● **TASK STATEMENT**
Each entry should be set down again verbatim, with the images omitted.

(Interface dataset entries)
*-*-*
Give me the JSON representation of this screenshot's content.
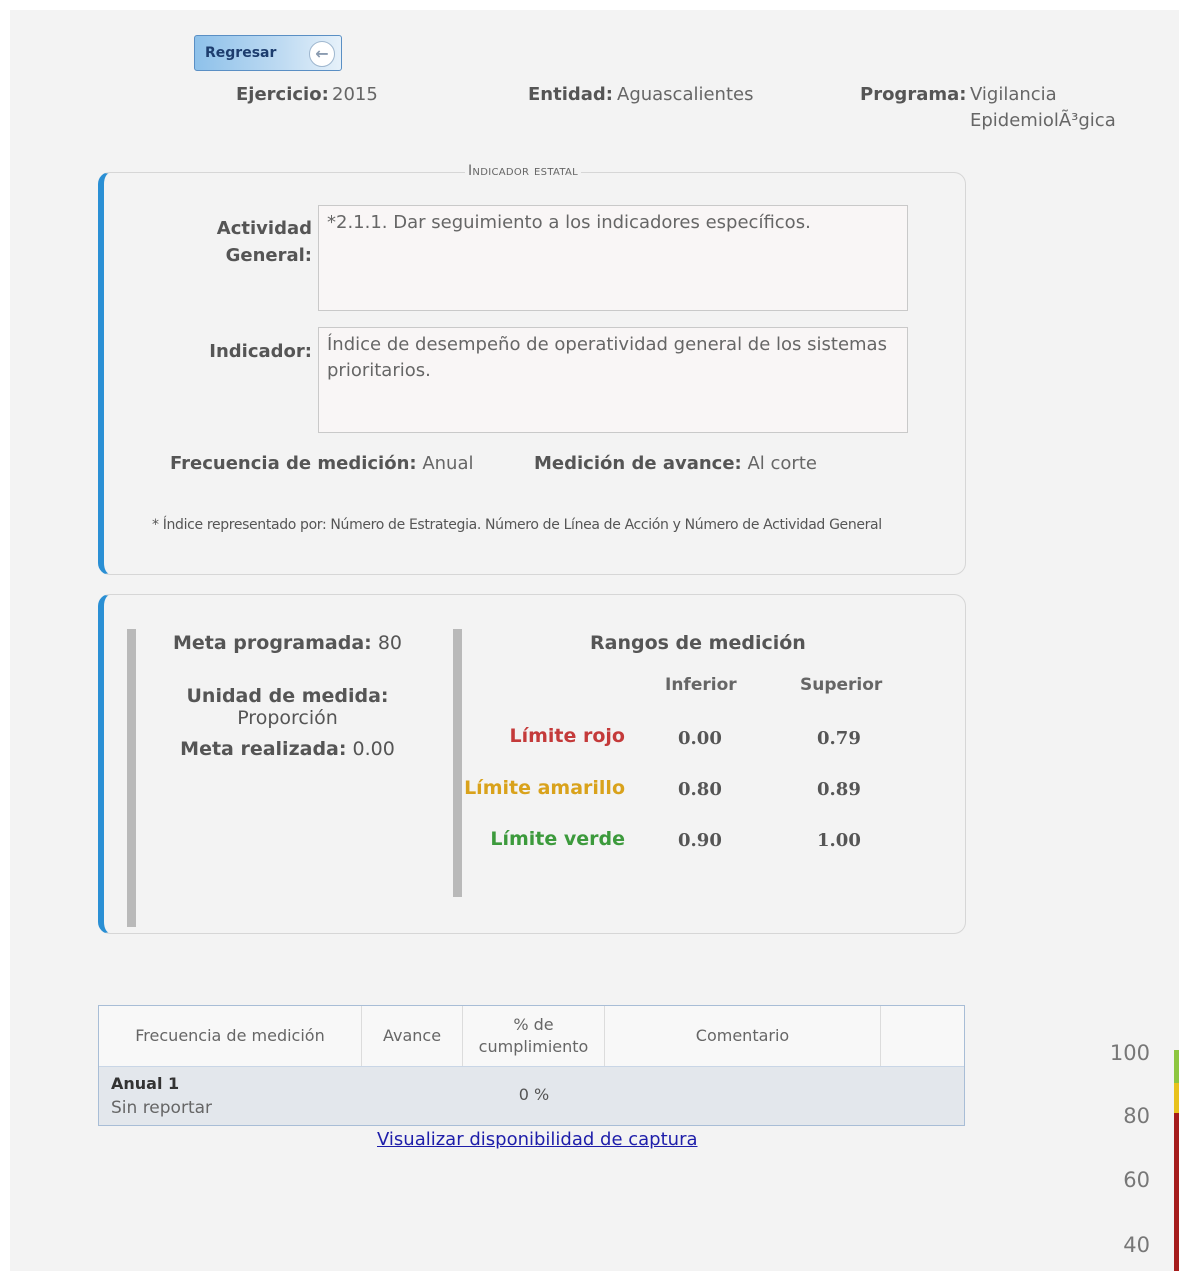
{
  "back_button": {
    "label": "Regresar",
    "icon": "arrow-left-icon"
  },
  "header": {
    "ejercicio_label": "Ejercicio:",
    "ejercicio_value": "2015",
    "entidad_label": "Entidad:",
    "entidad_value": "Aguascalientes",
    "programa_label": "Programa:",
    "programa_value_line1": "Vigilancia",
    "programa_value_line2": "EpidemiolÃ³gica"
  },
  "indicador_panel": {
    "legend": "Indicador estatal",
    "actividad_label_line1": "Actividad",
    "actividad_label_line2": "General:",
    "actividad_value": "*2.1.1. Dar seguimiento a los indicadores específicos.",
    "indicador_label": "Indicador:",
    "indicador_value": "Índice de desempeño de operatividad general de los sistemas prioritarios.",
    "frecuencia_label": "Frecuencia de medición:",
    "frecuencia_value": "Anual",
    "medicion_label": "Medición de avance:",
    "medicion_value": "Al corte",
    "footnote": "* Índice representado por: Número de Estrategia. Número de Línea de Acción y Número de Actividad General"
  },
  "meta_panel": {
    "meta_programada_label": "Meta programada:",
    "meta_programada_value": "80",
    "unidad_label": "Unidad de medida:",
    "unidad_value": "Proporción",
    "meta_realizada_label": "Meta realizada:",
    "meta_realizada_value": "0.00",
    "rangos_title": "Rangos de medición",
    "col_inferior": "Inferior",
    "col_superior": "Superior",
    "rows": [
      {
        "label": "Límite rojo",
        "color": "#c43a3a",
        "inferior": "0.00",
        "superior": "0.79"
      },
      {
        "label": "Límite amarillo",
        "color": "#d9a21b",
        "inferior": "0.80",
        "superior": "0.89"
      },
      {
        "label": "Límite verde",
        "color": "#3c9a3c",
        "inferior": "0.90",
        "superior": "1.00"
      }
    ]
  },
  "table": {
    "headers": [
      "Frecuencia de medición",
      "Avance",
      "% de cumplimiento",
      "Comentario",
      ""
    ],
    "rows": [
      {
        "periodo": "Anual 1",
        "estado": "Sin reportar",
        "avance": "",
        "cumplimiento": "0 %",
        "comentario": ""
      }
    ]
  },
  "link_text": "Visualizar disponibilidad de captura",
  "gauge": {
    "ticks": [
      "100",
      "80",
      "60",
      "40"
    ],
    "colors": {
      "green": "#8dc63f",
      "yellow": "#e8c21c",
      "red": "#a51c1c"
    }
  }
}
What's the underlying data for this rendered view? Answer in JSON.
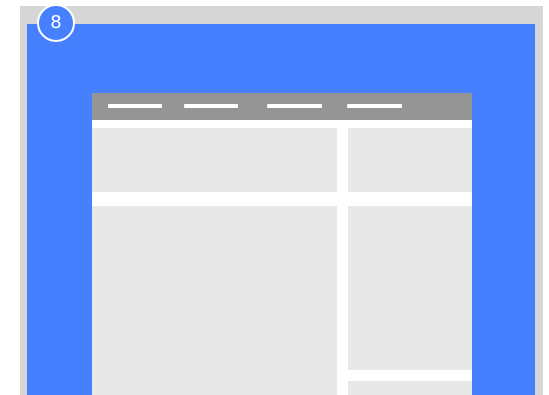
{
  "badge": {
    "number": "8"
  },
  "colors": {
    "accent_blue": "#4680ff",
    "frame_gray": "#d6d6d6",
    "nav_gray": "#959595",
    "block_gray": "#e8e8e8",
    "white": "#ffffff"
  },
  "wireframe": {
    "nav_items": [
      {
        "id": "nav-item-1"
      },
      {
        "id": "nav-item-2"
      },
      {
        "id": "nav-item-3"
      },
      {
        "id": "nav-item-4"
      }
    ],
    "content_blocks": [
      {
        "id": "top-left"
      },
      {
        "id": "top-right"
      },
      {
        "id": "main"
      },
      {
        "id": "side"
      },
      {
        "id": "bottom-right"
      }
    ]
  }
}
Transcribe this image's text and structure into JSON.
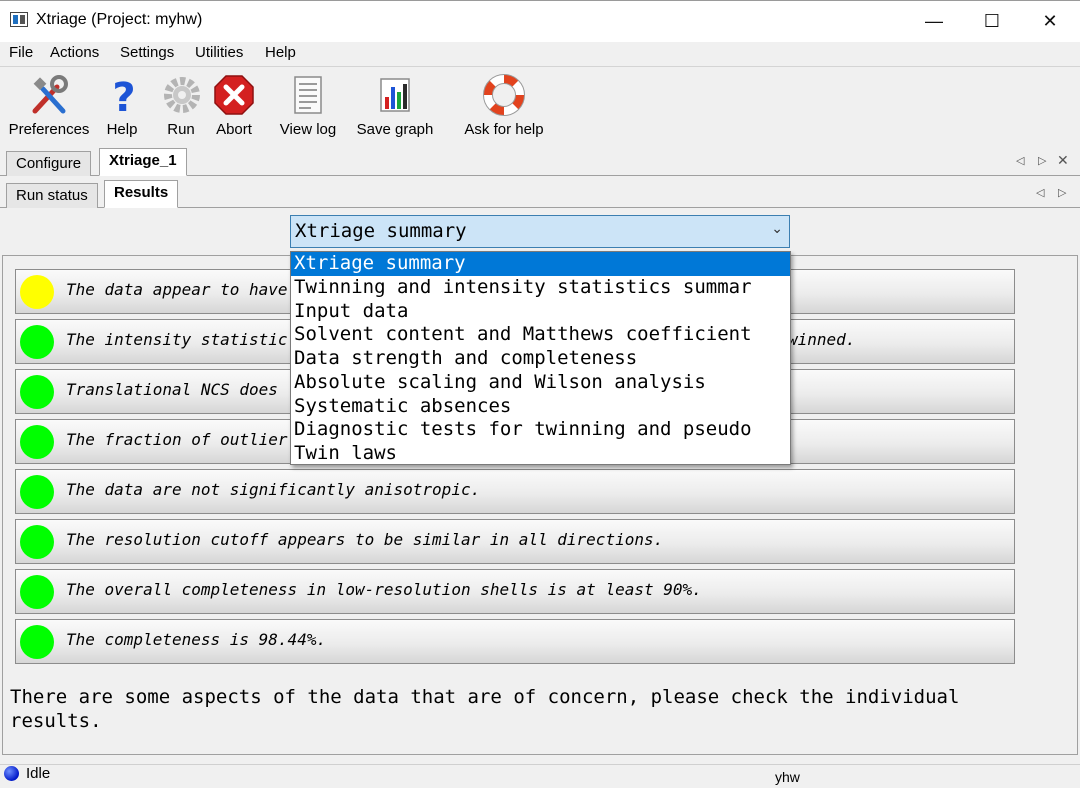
{
  "window": {
    "title": "Xtriage (Project: myhw)",
    "controls": {
      "minimize": "—",
      "maximize": "☐",
      "close": "✕"
    }
  },
  "menu": [
    "File",
    "Actions",
    "Settings",
    "Utilities",
    "Help"
  ],
  "toolbar": [
    {
      "label": "Preferences",
      "icon": "preferences-tools-icon"
    },
    {
      "label": "Help",
      "icon": "help-question-icon"
    },
    {
      "label": "Run",
      "icon": "run-gear-icon"
    },
    {
      "label": "Abort",
      "icon": "abort-stop-icon"
    },
    {
      "label": "View log",
      "icon": "view-log-icon"
    },
    {
      "label": "Save graph",
      "icon": "save-graph-icon"
    },
    {
      "label": "Ask for help",
      "icon": "ask-help-lifebuoy-icon"
    }
  ],
  "outer_tabs": {
    "items": [
      "Configure",
      "Xtriage_1"
    ],
    "active": "Xtriage_1"
  },
  "inner_tabs": {
    "items": [
      "Run status",
      "Results"
    ],
    "active": "Results"
  },
  "section_select": {
    "value": "Xtriage summary",
    "options": [
      "Xtriage summary",
      "Twinning and intensity statistics summar",
      "Input data",
      "Solvent content and Matthews coefficient",
      "Data strength and completeness",
      "Absolute scaling and Wilson analysis",
      "Systematic absences",
      "Diagnostic tests for twinning and pseudo",
      "Twin laws"
    ],
    "selected_index": 0
  },
  "results": [
    {
      "status": "yellow",
      "text": "The data appear to have",
      "tail": ""
    },
    {
      "status": "green",
      "text": "The intensity statistic",
      "tail": "winned."
    },
    {
      "status": "green",
      "text": "Translational NCS does",
      "tail": ""
    },
    {
      "status": "green",
      "text": "The fraction of outlier",
      "tail": ""
    },
    {
      "status": "green",
      "text": "The data are not significantly anisotropic.",
      "tail": ""
    },
    {
      "status": "green",
      "text": "The resolution cutoff appears to be similar in all directions.",
      "tail": ""
    },
    {
      "status": "green",
      "text": "The overall completeness in low-resolution shells is at least 90%.",
      "tail": ""
    },
    {
      "status": "green",
      "text": "The completeness is 98.44%.",
      "tail": ""
    }
  ],
  "summary": "There are some aspects of the data that are of concern, please check the individual results.",
  "status_colors": {
    "green": "#00ff00",
    "yellow": "#ffff00"
  },
  "statusbar": {
    "state": "Idle",
    "project": "yhw"
  }
}
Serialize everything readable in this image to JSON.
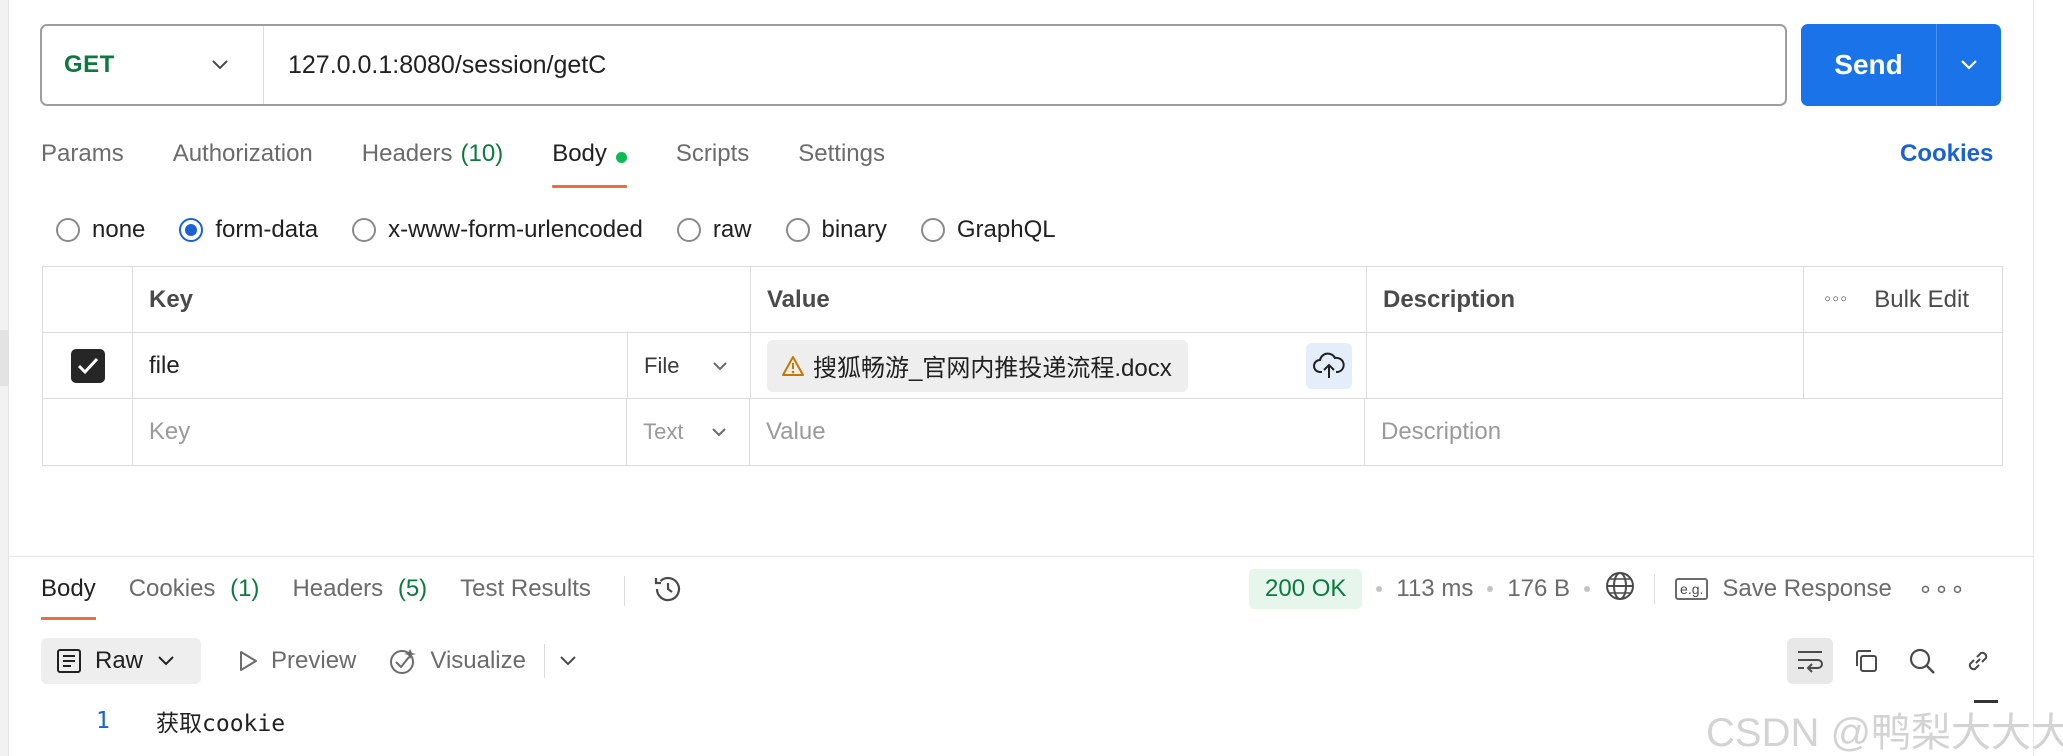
{
  "request": {
    "method": "GET",
    "url": "127.0.0.1:8080/session/getC",
    "send_label": "Send",
    "cookies_label": "Cookies"
  },
  "req_tabs": [
    {
      "label": "Params"
    },
    {
      "label": "Authorization"
    },
    {
      "label": "Headers",
      "count": "(10)"
    },
    {
      "label": "Body"
    },
    {
      "label": "Scripts"
    },
    {
      "label": "Settings"
    }
  ],
  "body_types": [
    "none",
    "form-data",
    "x-www-form-urlencoded",
    "raw",
    "binary",
    "GraphQL"
  ],
  "body_type_selected": "form-data",
  "table": {
    "headers": {
      "key": "Key",
      "value": "Value",
      "description": "Description",
      "bulk_edit": "Bulk Edit"
    },
    "rows": [
      {
        "key": "file",
        "type": "File",
        "value": "搜狐畅游_官网内推投递流程.docx",
        "description": ""
      }
    ],
    "placeholder": {
      "key": "Key",
      "type": "Text",
      "value": "Value",
      "description": "Description"
    }
  },
  "resp_tabs": [
    {
      "label": "Body"
    },
    {
      "label": "Cookies",
      "count": "(1)"
    },
    {
      "label": "Headers",
      "count": "(5)"
    },
    {
      "label": "Test Results"
    }
  ],
  "resp_meta": {
    "status": "200 OK",
    "time": "113 ms",
    "size": "176 B",
    "eg": "e.g.",
    "save_label": "Save Response"
  },
  "format_bar": {
    "raw_label": "Raw",
    "preview_label": "Preview",
    "visualize_label": "Visualize"
  },
  "response_body": [
    {
      "line": "1",
      "text": "获取cookie"
    }
  ],
  "watermark": "CSDN @鸭梨大大大",
  "colors": {
    "send": "#1a73e8",
    "method": "#0c7a3e",
    "active_tab": "#f26b3a",
    "link": "#1a62d4",
    "status_bg": "#e6f6ec"
  }
}
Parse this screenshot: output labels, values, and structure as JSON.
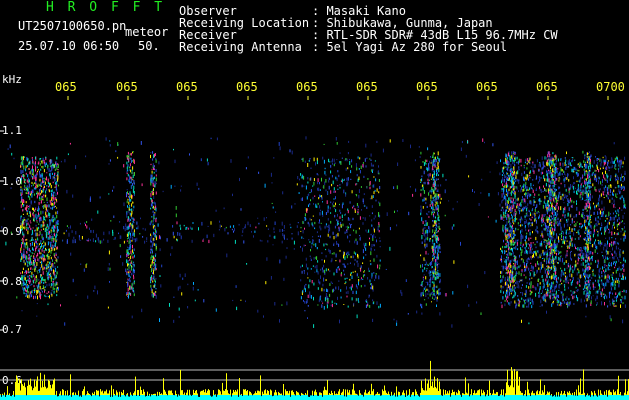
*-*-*
● **RESULT OF THIS EXERCISE**
Give me the JSON representation of this screenshot's content.
{
  "back_button": {
    "label": "Regresar",
    "icon": "arrow-left-icon"
  },
  "header": {
    "ejercicio_label": "Ejercicio:",
    "ejercicio_value": "2015",
    "entidad_label": "Entidad:",
    "entidad_value": "Aguascalientes",
    "programa_label": "Programa:",
    "programa_value_line1": "Vigilancia",
    "programa_value_line2": "EpidemiolÃ³gica"
  },
  "indicador_panel": {
    "legend": "Indicador estatal",
    "actividad_label_line1": "Actividad",
    "actividad_label_line2": "General:",
    "actividad_value": "*2.1.1. Dar seguimiento a los indicadores específicos.",
    "indicador_label": "Indicador:",
    "indicador_value": "Índice de desempeño de operatividad general de los sistemas prioritarios.",
    "frecuencia_label": "Frecuencia de medición:",
    "frecuencia_value": "Anual",
    "medicion_label": "Medición de avance:",
    "medicion_value": "Al corte",
    "footnote": "* Índice representado por: Número de Estrategia. Número de Línea de Acción y Número de Actividad General"
  },
  "meta_panel": {
    "meta_programada_label": "Meta programada:",
    "meta_programada_value": "80",
    "unidad_label": "Unidad de medida:",
    "unidad_value": "Proporción",
    "meta_realizada_label": "Meta realizada:",
    "meta_realizada_value": "0.00",
    "rangos_title": "Rangos de medición",
    "col_inferior": "Inferior",
    "col_superior": "Superior",
    "rows": [
      {
        "label": "Límite rojo",
        "color": "#c43a3a",
        "inferior": "0.00",
        "superior": "0.79"
      },
      {
        "label": "Límite amarillo",
        "color": "#d9a21b",
        "inferior": "0.80",
        "superior": "0.89"
      },
      {
        "label": "Límite verde",
        "color": "#3c9a3c",
        "inferior": "0.90",
        "superior": "1.00"
      }
    ]
  },
  "table": {
    "headers": [
      "Frecuencia de medición",
      "Avance",
      "% de cumplimiento",
      "Comentario",
      ""
    ],
    "rows": [
      {
        "periodo": "Anual 1",
        "estado": "Sin reportar",
        "avance": "",
        "cumplimiento": "0 %",
        "comentario": ""
      }
    ]
  },
  "link_text": "Visualizar disponibilidad de captura",
  "gauge": {
    "ticks": [
      "100",
      "80",
      "60",
      "40"
    ],
    "colors": {
      "green": "#8dc63f",
      "yellow": "#e8c21c",
      "red": "#a51c1c"
    }
  }
}
What's the underlying data for this rendered view? Answer in JSON.
{
  "badge": {
    "number": "8"
  },
  "colors": {
    "accent_blue": "#4680ff",
    "frame_gray": "#d6d6d6",
    "nav_gray": "#959595",
    "block_gray": "#e8e8e8",
    "white": "#ffffff"
  },
  "wireframe": {
    "nav_items": [
      {
        "id": "nav-item-1"
      },
      {
        "id": "nav-item-2"
      },
      {
        "id": "nav-item-3"
      },
      {
        "id": "nav-item-4"
      }
    ],
    "content_blocks": [
      {
        "id": "top-left"
      },
      {
        "id": "top-right"
      },
      {
        "id": "main"
      },
      {
        "id": "side"
      },
      {
        "id": "bottom-right"
      }
    ]
  }
}
Transcribe this image's text and structure into JSON.
{
  "window": {
    "title": "Xtriage (Project: myhw)",
    "controls": {
      "minimize": "—",
      "maximize": "☐",
      "close": "✕"
    }
  },
  "menu": [
    "File",
    "Actions",
    "Settings",
    "Utilities",
    "Help"
  ],
  "toolbar": [
    {
      "label": "Preferences",
      "icon": "preferences-tools-icon"
    },
    {
      "label": "Help",
      "icon": "help-question-icon"
    },
    {
      "label": "Run",
      "icon": "run-gear-icon"
    },
    {
      "label": "Abort",
      "icon": "abort-stop-icon"
    },
    {
      "label": "View log",
      "icon": "view-log-icon"
    },
    {
      "label": "Save graph",
      "icon": "save-graph-icon"
    },
    {
      "label": "Ask for help",
      "icon": "ask-help-lifebuoy-icon"
    }
  ],
  "outer_tabs": {
    "items": [
      "Configure",
      "Xtriage_1"
    ],
    "active": "Xtriage_1"
  },
  "inner_tabs": {
    "items": [
      "Run status",
      "Results"
    ],
    "active": "Results"
  },
  "section_select": {
    "value": "Xtriage summary",
    "options": [
      "Xtriage summary",
      "Twinning and intensity statistics summar",
      "Input data",
      "Solvent content and Matthews coefficient",
      "Data strength and completeness",
      "Absolute scaling and Wilson analysis",
      "Systematic absences",
      "Diagnostic tests for twinning and pseudo",
      "Twin laws"
    ],
    "selected_index": 0
  },
  "results": [
    {
      "status": "yellow",
      "text": "The data appear to have",
      "tail": ""
    },
    {
      "status": "green",
      "text": "The intensity statistic",
      "tail": "winned."
    },
    {
      "status": "green",
      "text": "Translational NCS does",
      "tail": ""
    },
    {
      "status": "green",
      "text": "The fraction of outlier",
      "tail": ""
    },
    {
      "status": "green",
      "text": "The data are not significantly anisotropic.",
      "tail": ""
    },
    {
      "status": "green",
      "text": "The resolution cutoff appears to be similar in all directions.",
      "tail": ""
    },
    {
      "status": "green",
      "text": "The overall completeness in low-resolution shells is at least 90%.",
      "tail": ""
    },
    {
      "status": "green",
      "text": "The completeness is 98.44%.",
      "tail": ""
    }
  ],
  "summary": "There are some aspects of the data that are of concern, please check the individual results.",
  "status_colors": {
    "green": "#00ff00",
    "yellow": "#ffff00"
  },
  "statusbar": {
    "state": "Idle",
    "project": "yhw"
  }
}
Serialize everything readable in this image to JSON.
{
  "request": {
    "method": "GET",
    "url": "127.0.0.1:8080/session/getC",
    "send_label": "Send",
    "cookies_label": "Cookies"
  },
  "req_tabs": [
    {
      "label": "Params"
    },
    {
      "label": "Authorization"
    },
    {
      "label": "Headers",
      "count": "(10)"
    },
    {
      "label": "Body"
    },
    {
      "label": "Scripts"
    },
    {
      "label": "Settings"
    }
  ],
  "body_types": [
    "none",
    "form-data",
    "x-www-form-urlencoded",
    "raw",
    "binary",
    "GraphQL"
  ],
  "body_type_selected": "form-data",
  "table": {
    "headers": {
      "key": "Key",
      "value": "Value",
      "description": "Description",
      "bulk_edit": "Bulk Edit"
    },
    "rows": [
      {
        "key": "file",
        "type": "File",
        "value": "搜狐畅游_官网内推投递流程.docx",
        "description": ""
      }
    ],
    "placeholder": {
      "key": "Key",
      "type": "Text",
      "value": "Value",
      "description": "Description"
    }
  },
  "resp_tabs": [
    {
      "label": "Body"
    },
    {
      "label": "Cookies",
      "count": "(1)"
    },
    {
      "label": "Headers",
      "count": "(5)"
    },
    {
      "label": "Test Results"
    }
  ],
  "resp_meta": {
    "status": "200 OK",
    "time": "113 ms",
    "size": "176 B",
    "eg": "e.g.",
    "save_label": "Save Response"
  },
  "format_bar": {
    "raw_label": "Raw",
    "preview_label": "Preview",
    "visualize_label": "Visualize"
  },
  "response_body": [
    {
      "line": "1",
      "text": "获取cookie"
    }
  ],
  "watermark": "CSDN @鸭梨大大大",
  "colors": {
    "send": "#1a73e8",
    "method": "#0c7a3e",
    "active_tab": "#f26b3a",
    "link": "#1a62d4",
    "status_bg": "#e6f6ec"
  }
}
Parse this screenshot: output labels, values, and structure as JSON.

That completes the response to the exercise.